How to complete this task
Work through the data below and copy out every line where "will" is found.
[[ Extracted entries, beginning ]]
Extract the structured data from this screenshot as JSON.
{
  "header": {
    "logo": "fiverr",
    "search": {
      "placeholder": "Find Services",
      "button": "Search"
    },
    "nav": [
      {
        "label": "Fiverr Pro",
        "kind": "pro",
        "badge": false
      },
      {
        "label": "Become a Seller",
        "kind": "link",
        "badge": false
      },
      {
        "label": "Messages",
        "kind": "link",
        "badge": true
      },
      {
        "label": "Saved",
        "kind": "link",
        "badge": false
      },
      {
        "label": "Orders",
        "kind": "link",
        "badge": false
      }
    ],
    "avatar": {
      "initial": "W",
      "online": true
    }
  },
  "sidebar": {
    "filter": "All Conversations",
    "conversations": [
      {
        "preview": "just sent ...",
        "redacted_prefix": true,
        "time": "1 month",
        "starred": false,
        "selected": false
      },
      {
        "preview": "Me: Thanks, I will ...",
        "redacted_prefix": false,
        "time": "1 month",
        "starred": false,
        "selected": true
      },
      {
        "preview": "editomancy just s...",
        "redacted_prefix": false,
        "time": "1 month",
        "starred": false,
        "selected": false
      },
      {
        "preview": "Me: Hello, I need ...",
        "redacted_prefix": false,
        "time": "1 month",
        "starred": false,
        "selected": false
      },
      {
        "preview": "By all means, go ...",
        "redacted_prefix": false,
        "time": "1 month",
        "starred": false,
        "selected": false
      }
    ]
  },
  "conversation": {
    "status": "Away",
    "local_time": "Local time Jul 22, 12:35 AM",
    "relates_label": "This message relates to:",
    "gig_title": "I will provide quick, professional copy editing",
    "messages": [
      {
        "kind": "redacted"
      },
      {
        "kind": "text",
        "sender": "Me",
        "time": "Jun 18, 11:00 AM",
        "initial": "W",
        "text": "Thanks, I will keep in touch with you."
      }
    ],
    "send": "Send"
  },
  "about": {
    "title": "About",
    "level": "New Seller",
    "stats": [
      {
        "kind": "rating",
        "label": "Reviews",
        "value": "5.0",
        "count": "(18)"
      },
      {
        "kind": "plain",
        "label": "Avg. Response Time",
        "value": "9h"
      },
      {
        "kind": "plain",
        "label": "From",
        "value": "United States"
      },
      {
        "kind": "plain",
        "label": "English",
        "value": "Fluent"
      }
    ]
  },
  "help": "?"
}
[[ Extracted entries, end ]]
Response
        "preview": "Me: Thanks, I will ...",
    "gig_title": "I will provide quick, professional copy editing",
        "text": "Thanks, I will keep in touch with you."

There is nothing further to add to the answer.